▶ [Supplied data]
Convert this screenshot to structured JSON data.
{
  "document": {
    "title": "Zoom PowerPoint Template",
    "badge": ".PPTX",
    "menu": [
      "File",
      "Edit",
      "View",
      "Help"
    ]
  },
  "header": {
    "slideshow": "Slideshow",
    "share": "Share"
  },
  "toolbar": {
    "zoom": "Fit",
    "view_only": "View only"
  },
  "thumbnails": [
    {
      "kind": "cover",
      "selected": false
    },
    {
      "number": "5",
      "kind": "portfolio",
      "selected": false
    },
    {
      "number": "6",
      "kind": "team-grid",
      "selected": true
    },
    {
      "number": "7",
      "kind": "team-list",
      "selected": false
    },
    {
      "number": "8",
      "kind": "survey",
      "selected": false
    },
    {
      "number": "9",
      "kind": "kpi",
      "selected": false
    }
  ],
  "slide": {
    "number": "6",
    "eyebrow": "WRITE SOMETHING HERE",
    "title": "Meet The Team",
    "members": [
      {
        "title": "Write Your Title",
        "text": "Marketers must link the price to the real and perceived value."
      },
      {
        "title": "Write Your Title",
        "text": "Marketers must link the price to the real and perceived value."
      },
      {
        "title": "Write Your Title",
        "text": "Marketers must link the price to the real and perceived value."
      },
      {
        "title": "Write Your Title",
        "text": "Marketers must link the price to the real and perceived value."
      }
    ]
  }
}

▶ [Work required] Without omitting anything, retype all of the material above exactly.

▶ [Task result]
Convert this screenshot to structured JSON data.
{
  "document": {
    "title": "Zoom PowerPoint Template",
    "badge": ".PPTX",
    "menu": [
      "File",
      "Edit",
      "View",
      "Help"
    ]
  },
  "header": {
    "slideshow": "Slideshow",
    "share": "Share"
  },
  "toolbar": {
    "zoom": "Fit",
    "view_only": "View only"
  },
  "thumbnails": [
    {
      "kind": "cover",
      "selected": false
    },
    {
      "number": "5",
      "kind": "portfolio",
      "selected": false
    },
    {
      "number": "6",
      "kind": "team-grid",
      "selected": true
    },
    {
      "number": "7",
      "kind": "team-list",
      "selected": false
    },
    {
      "number": "8",
      "kind": "survey",
      "selected": false
    },
    {
      "number": "9",
      "kind": "kpi",
      "selected": false
    }
  ],
  "slide": {
    "number": "6",
    "eyebrow": "WRITE SOMETHING HERE",
    "title": "Meet The Team",
    "members": [
      {
        "title": "Write Your Title",
        "text": "Marketers must link the price to the real and perceived value."
      },
      {
        "title": "Write Your Title",
        "text": "Marketers must link the price to the real and perceived value."
      },
      {
        "title": "Write Your Title",
        "text": "Marketers must link the price to the real and perceived value."
      },
      {
        "title": "Write Your Title",
        "text": "Marketers must link the price to the real and perceived value."
      }
    ]
  }
}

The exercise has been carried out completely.